28.4 None of this was considered by the Courts below, in a holistic manner. While the first order of the learned Magistrate was passed prior to committal of proceedings, the second order, which is the order of the learned ASJ, was passed after the case was committed to the session Court. The first order, by virtue of subsequent events, has lost its legal efficacy. In so far the order dated 21.01.2013 is concerned, it cannot be sustained for the very reasons set out above. The Courts below in that sense acted with material irregularity in exercise of jurisdiction vested in it in law. There is a high purpose in the provisions of Section 327 of Cr.P.C. Even in a rape trial, the Court is required to consider the various facets and dimensions obtaining in the case before taking a decision one way or the other. A mechanical approach is to be abjured.

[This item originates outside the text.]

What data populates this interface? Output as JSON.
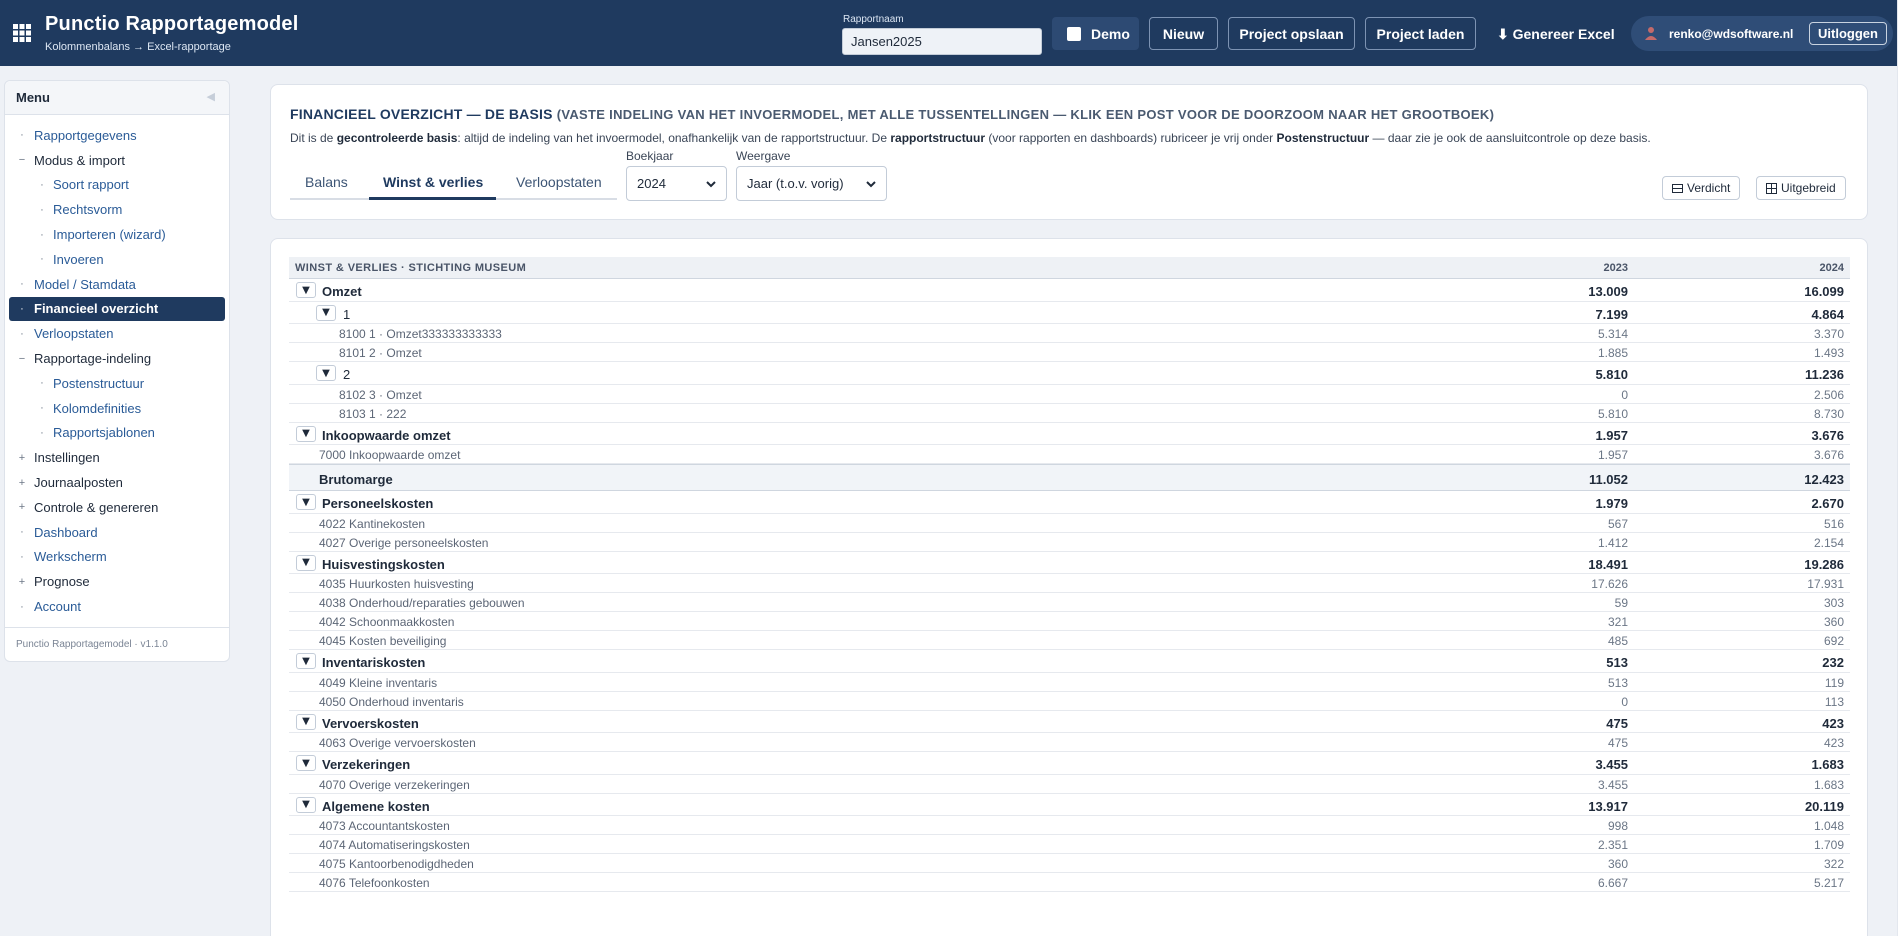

207. These being: Gannet Co. vs De Pasquale (1979) 443 US 368; Richmond Newspaper Inc. vs Virginia (1980) 448 US 555 and Globe Newspaper Co. vs Superior Court (1982) 457 US 596. After examining the judgments Mr Justice Jagannatha Shetty concluded as follows:
31. The other objection taken by the learned counsel for the Respondents is that the present proceeding is not maintainable as the Petitioners ought to have taken recourse to the provisions of Section 397 and 482 of the Cr.P.C. and not to a proceeding under Article 226 of the Constitution of India. According to me this argument is untenable as all three proceedings would lie in the High Court, as presently positioned. The mere fact that the Petitioners have chosen to approach this Court by way of a petition under Article 226 of the Constitution of India, will not come in the way of the Court entertaining a petition. The power under Article 226 of the Constitution, which is available to the Court, is far wider. As a matter of fact, the Petitioners, not being a party to the criminal proceeding, would perhaps not be entertained if, a revision petition were to be filed under Section 397 of the Cr.P.C. or a petition under Section 482 of the Cr.P.C. This would, however, not fetter the Court from entertaining proceedings on its own against orders of the Courts below, if deemed fit, in a given case. (see Sarveshwar Singh Vs. State, 1999 "Cr. LJ 2179) 31.1 The power of the High Court to issue writs extends not only for enforcement of rights conferred under Part III of the Constitution but also for "any other purpose". The Petitioners in this case seek access to a Court proceeding, which they say has been denied to them, based on an erroneous and/or irregular exercise of jurisdiction conferred on the Courts below. The challenge is also to the advisory issued by the Respondents on the ground that it violates the Petitioners' fundamental right under Article 19(1)(a) of the Constitution. To my mind, the present petition filed under Article 226 of the Constitution is, the appropriate remedy.
32. The argument advanced by Mr. Krishnan, based on the judgment of the Supreme Court in the case of Gurmit Singh and Sakshi has relevance to the extent that ordinarily in an enquiry or trial of an offence of rape and / or allied offences, should be held in camera. The Supreme Court‟s exhortation in that regard, however, cannot be construed in manner so as to exclude the trial Courts‟ discretion to act otherwise for good reason. The Supreme Court, in my opinion, consciously uses the words "invariably" as against exclusionary words such as "must" and "without fail" when opining in paragraph 24 at pages 404 and 405 of its judgment that such trials should be held in camera and that trial Courts should "liberally" take recourse to the provisions of Sub Sections (2) and (3) of Section 327 of Cr.P.C. 32.1 To my mind there could be myriad situations in which the trial Court may not want to take recourse to Sub Section (2) of Section 327 of Cr.P.C. even in a rape trial. Take a case where the victim is a woman of small means, who is put into flesh trade by a group of persons, enjoying power and pelf. The accused in such case may want the entire proceedings to be held in camera. The trial Court while protecting the victim from unwanted public glare may still consider opening certain phases of the trial to public. One of the reasons for adopting such a course, out of many, could be to send out a signal that a fair trial would be held, which would remain impervious to powerful influences.
32.2 Every case therefore to my mind needs employment of judicial discretion which would cater to a given fact situation. It cannot be, as is sought to be argued by Mr. Krishnan, that once it is established that offence to be tried is an offence of rape (or other allied offences), the Judge would have no choice, but to hold the trial in camera.
32.3 Furthermore, in Sakshi‟s case, the Petitioner had approached the Supreme Court in a petition filed under Article 32 of the Constitution of India seeking a declaration that the term "sexual intercourse", as contained in Section 375 of the IPC would include all kinds of penetration and not be confined to penile / vaginal penetration. While the Supreme Court declined relief in respect of this prayer, it issued two significant directions. The first direction issued was that provisions of Section 327(2) of the Cr.P.C. would also apply to an inquiry or trial of offences under Section 354 and 377 of the IPC.